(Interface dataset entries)
%%
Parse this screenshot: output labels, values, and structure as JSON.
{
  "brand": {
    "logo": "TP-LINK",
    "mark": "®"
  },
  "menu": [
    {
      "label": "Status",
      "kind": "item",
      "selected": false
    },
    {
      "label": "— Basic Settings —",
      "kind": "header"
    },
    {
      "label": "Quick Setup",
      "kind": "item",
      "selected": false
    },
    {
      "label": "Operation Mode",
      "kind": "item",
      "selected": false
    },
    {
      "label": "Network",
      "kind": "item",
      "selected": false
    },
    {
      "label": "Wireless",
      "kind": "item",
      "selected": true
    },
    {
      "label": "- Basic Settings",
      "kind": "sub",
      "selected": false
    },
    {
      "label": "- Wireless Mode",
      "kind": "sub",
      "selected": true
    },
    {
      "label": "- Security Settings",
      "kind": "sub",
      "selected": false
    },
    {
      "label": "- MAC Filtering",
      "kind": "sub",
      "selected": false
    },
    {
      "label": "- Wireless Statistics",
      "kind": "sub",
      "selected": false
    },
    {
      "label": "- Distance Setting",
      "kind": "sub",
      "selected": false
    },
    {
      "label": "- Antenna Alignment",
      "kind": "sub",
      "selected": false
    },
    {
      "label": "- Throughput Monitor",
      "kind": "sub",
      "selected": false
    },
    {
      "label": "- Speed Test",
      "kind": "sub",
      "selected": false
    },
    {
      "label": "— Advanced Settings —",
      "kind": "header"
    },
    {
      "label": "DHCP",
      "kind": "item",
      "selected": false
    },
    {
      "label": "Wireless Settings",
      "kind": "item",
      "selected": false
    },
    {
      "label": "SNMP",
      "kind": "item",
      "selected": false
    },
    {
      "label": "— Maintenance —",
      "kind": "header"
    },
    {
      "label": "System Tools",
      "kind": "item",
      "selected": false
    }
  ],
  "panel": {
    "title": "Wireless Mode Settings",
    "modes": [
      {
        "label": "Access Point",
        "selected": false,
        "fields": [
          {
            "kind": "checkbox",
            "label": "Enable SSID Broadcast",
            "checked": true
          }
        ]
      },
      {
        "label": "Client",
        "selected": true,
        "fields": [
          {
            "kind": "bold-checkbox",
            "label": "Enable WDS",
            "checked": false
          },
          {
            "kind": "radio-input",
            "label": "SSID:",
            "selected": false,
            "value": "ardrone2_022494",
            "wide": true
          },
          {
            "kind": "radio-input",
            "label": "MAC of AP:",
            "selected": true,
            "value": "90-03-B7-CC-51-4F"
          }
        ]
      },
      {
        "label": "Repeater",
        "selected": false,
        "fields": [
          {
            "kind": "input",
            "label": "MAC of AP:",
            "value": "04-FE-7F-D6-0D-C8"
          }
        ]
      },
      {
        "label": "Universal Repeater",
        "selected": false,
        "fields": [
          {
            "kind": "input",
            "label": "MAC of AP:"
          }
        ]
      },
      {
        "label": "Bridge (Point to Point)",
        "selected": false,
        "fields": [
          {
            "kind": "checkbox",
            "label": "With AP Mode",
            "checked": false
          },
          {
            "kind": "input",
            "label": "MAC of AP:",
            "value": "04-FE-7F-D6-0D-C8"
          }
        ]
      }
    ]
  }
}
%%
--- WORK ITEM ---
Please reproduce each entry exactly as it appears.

--- ANSWER SPACE ---
Parse this screenshot: output labels, values, and structure as JSON.
{
  "brand": {
    "logo": "TP-LINK",
    "mark": "®"
  },
  "menu": [
    {
      "label": "Status",
      "kind": "item",
      "selected": false
    },
    {
      "label": "— Basic Settings —",
      "kind": "header"
    },
    {
      "label": "Quick Setup",
      "kind": "item",
      "selected": false
    },
    {
      "label": "Operation Mode",
      "kind": "item",
      "selected": false
    },
    {
      "label": "Network",
      "kind": "item",
      "selected": false
    },
    {
      "label": "Wireless",
      "kind": "item",
      "selected": true
    },
    {
      "label": "- Basic Settings",
      "kind": "sub",
      "selected": false
    },
    {
      "label": "- Wireless Mode",
      "kind": "sub",
      "selected": true
    },
    {
      "label": "- Security Settings",
      "kind": "sub",
      "selected": false
    },
    {
      "label": "- MAC Filtering",
      "kind": "sub",
      "selected": false
    },
    {
      "label": "- Wireless Statistics",
      "kind": "sub",
      "selected": false
    },
    {
      "label": "- Distance Setting",
      "kind": "sub",
      "selected": false
    },
    {
      "label": "- Antenna Alignment",
      "kind": "sub",
      "selected": false
    },
    {
      "label": "- Throughput Monitor",
      "kind": "sub",
      "selected": false
    },
    {
      "label": "- Speed Test",
      "kind": "sub",
      "selected": false
    },
    {
      "label": "— Advanced Settings —",
      "kind": "header"
    },
    {
      "label": "DHCP",
      "kind": "item",
      "selected": false
    },
    {
      "label": "Wireless Settings",
      "kind": "item",
      "selected": false
    },
    {
      "label": "SNMP",
      "kind": "item",
      "selected": false
    },
    {
      "label": "— Maintenance —",
      "kind": "header"
    },
    {
      "label": "System Tools",
      "kind": "item",
      "selected": false
    }
  ],
  "panel": {
    "title": "Wireless Mode Settings",
    "modes": [
      {
        "label": "Access Point",
        "selected": false,
        "fields": [
          {
            "kind": "checkbox",
            "label": "Enable SSID Broadcast",
            "checked": true
          }
        ]
      },
      {
        "label": "Client",
        "selected": true,
        "fields": [
          {
            "kind": "bold-checkbox",
            "label": "Enable WDS",
            "checked": false
          },
          {
            "kind": "radio-input",
            "label": "SSID:",
            "selected": false,
            "value": "ardrone2_022494",
            "wide": true
          },
          {
            "kind": "radio-input",
            "label": "MAC of AP:",
            "selected": true,
            "value": "90-03-B7-CC-51-4F"
          }
        ]
      },
      {
        "label": "Repeater",
        "selected": false,
        "fields": [
          {
            "kind": "input",
            "label": "MAC of AP:",
            "value": "04-FE-7F-D6-0D-C8"
          }
        ]
      },
      {
        "label": "Universal Repeater",
        "selected": false,
        "fields": [
          {
            "kind": "input",
            "label": "MAC of AP:"
          }
        ]
      },
      {
        "label": "Bridge (Point to Point)",
        "selected": false,
        "fields": [
          {
            "kind": "checkbox",
            "label": "With AP Mode",
            "checked": false
          },
          {
            "kind": "input",
            "label": "MAC of AP:",
            "value": "04-FE-7F-D6-0D-C8"
          }
        ]
      }
    ]
  }
}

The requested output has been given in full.